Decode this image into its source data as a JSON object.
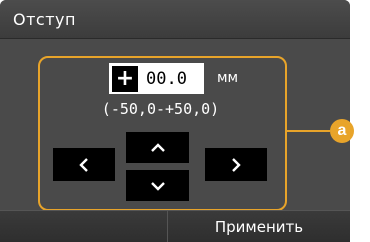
{
  "header": {
    "title": "Отступ"
  },
  "offset": {
    "sign": "+",
    "value": "00.0",
    "unit": "мм",
    "range": "(-50,0-+50,0)"
  },
  "buttons": {
    "left_icon": "chevron-left-icon",
    "right_icon": "chevron-right-icon",
    "up_icon": "chevron-up-icon",
    "down_icon": "chevron-down-icon"
  },
  "footer": {
    "apply_label": "Применить"
  },
  "callout": {
    "label": "a"
  },
  "colors": {
    "accent": "#e8a42a",
    "screen_bg": "#4a4a4a",
    "button_bg": "#000000"
  }
}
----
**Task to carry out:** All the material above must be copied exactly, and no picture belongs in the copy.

**Exercise output:**
Decode this image into its source data as a JSON object.
{
  "header": {
    "title": "Отступ"
  },
  "offset": {
    "sign": "+",
    "value": "00.0",
    "unit": "мм",
    "range": "(-50,0-+50,0)"
  },
  "buttons": {
    "left_icon": "chevron-left-icon",
    "right_icon": "chevron-right-icon",
    "up_icon": "chevron-up-icon",
    "down_icon": "chevron-down-icon"
  },
  "footer": {
    "apply_label": "Применить"
  },
  "callout": {
    "label": "a"
  },
  "colors": {
    "accent": "#e8a42a",
    "screen_bg": "#4a4a4a",
    "button_bg": "#000000"
  }
}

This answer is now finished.